Maputo is the largest urban centre in Mozambique and has served as the national capital since 1898. The streets and markets are busy and energetic and the avenidas, lined with jacaranda, flame and palm trees and numerous street cafés, have a relaxed, hassle-free, Afro-Mediterranean atmosphere that is distinctively Mozambican. From impressive architecture to botanical gardens and bustling markets, Maputo is well worth exploring.
Sunrise over Maputo Bay, Mozambique © Eric Pasqualli, Shutterstock
If you fancy a stroll with views of the coast before heading into more central Maputo, begin your walk at the Polona Serena which for decades was the showpiece of Maputo’s hotels. Head south from here and turn off the Avenida Julius Nyerere onto the first street on the left to walk along Avenida Friedrich Engels which runs high above the coast. This shady road is lined with trees, bougainvillea-draped lookout points and well-maintained benches. Perhaps enjoy a coffee in the Acacia Café not far from here, with its fine views of the wide river estuary and the harbour.
Natural History Museum in Maputo © James and Alex BonTempo, Wikimedia Commons
Next, head to the Natural History Museum situated near the Hotel Cardoso, on the Praça da Travessia do Zambeze. You may prefer to start your walk here if you prefer to start your day closer to the centre of Maputo. It is housed in one of the finest buildings in Maputo, a palace built in the Manueline style (a sort of Portuguese Gothic) and decorated with wonderfully ornamental plasterwork.
Old Maputo Synagogue in Mozambique © Jcornelius, Wikimedia Commons
One block further, on the Avenida Tomás Nduda, is the old Maputo synagogue, built in 1926 and restored in 2013. There are no formal visits but you might be able to get the caretaker to show you around.
Botanical gardens in Maputo © Mac in Maputo, Wikimedia Commons
Walk along Avenida Patrice Lumumba to reach the Jardim Tunduru (Botanical Gardens), a public park with many large shady trees which is particularly pleasant towards the end of the day as the lowering sun casts yellowing stripes on the grass.
To the left of the main entrance gate, on the Praça de Independência, is a statue of Samora Machel, the country’s first president.

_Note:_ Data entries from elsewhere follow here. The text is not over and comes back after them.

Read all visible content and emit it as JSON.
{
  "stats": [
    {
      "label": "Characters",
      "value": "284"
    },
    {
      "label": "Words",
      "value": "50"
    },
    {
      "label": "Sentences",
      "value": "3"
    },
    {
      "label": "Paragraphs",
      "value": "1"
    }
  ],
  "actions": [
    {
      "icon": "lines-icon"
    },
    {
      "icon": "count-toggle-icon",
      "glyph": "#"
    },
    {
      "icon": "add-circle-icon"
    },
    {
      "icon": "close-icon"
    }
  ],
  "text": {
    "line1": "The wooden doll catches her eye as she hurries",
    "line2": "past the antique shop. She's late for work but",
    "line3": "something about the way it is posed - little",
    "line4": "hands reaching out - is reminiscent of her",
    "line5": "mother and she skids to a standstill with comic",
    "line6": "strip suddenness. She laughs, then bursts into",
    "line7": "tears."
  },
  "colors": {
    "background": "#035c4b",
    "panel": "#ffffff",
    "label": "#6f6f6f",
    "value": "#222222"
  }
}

Just up from here is the Casa de Ferro (Iron House), a construction of prefabricated metal parts designed by the French engineer Eiffel. Opposite, on the east side of the Tunduru gardens, is the palace in which Paul Kruger, President of the South African Republic, resided after fleeing from British troops at the end of the 19th century.
Statue of Samora Machel in front of the town hall in Maputo © Fedor Selivanov, Shutterstock
This old building now houses the Centre Cultural Franco-Mozambicain, which has a pleasant semi outdoor café, regular art exhibitions and a funky little shop selling locally made handicrafts and clothing.
Continuing up Avenida Samora Machel brings you to the imposing town hall and yet another statue of Samora Machel; this one is the largest in the country.
The glistening white Catholic cathedral in Maputo © Fedor Selivanov, Shutterstock
On its right is the glistening white Catholic cathedral, a boldly unattractive structure that was completed in 1944. From the cathedral, cross the Praça de Independência and walk along Avenida Josina Machel for a block and a half. On the southern side of the road is perhaps the most surprising monument in the Baixa, the Louis Trichardt Memorial Garden and is worth seeing if only because it is so incongruous.
The impressive railway station in Maputo © Africa Image Library
From here, wander down Avenida Karl Marx and turn right on Rua Consiglieri Pedroso to reach the palatial green-and-white railway station, built in 1910 following a design by the architect Gustave Eiffel (of Eiffel Tower fame) and notable for its plethora of marble pillars and wrought-iron detail. It is used little these days but does not detract from its importance as an architectural monument.
The Jumma Masjid mosque © Africa Image Library
It is worth poking around the streets of the Old Town with most buildings constructed in the late 19th century and quite run- down but still with a certain charm about them. In particular, visit the Jumma Masjid, a large, well-kept and much-frequented mosque.
Traditional African batik paintings in the Mercado Central © Fedor Selivanov, Shutterstock
Nearby, on Avenida 25 de Setembro you will find the Mercado Central which is an excellent place to end your walking tour by exploring the market. It is perfect for craft shopping with a good selection of basketry, woodcarvings and paintings. Also on sale is an unusually varied selection of fresh and tinned produce, bootleg DVDs and music CDs, clothing and hardware.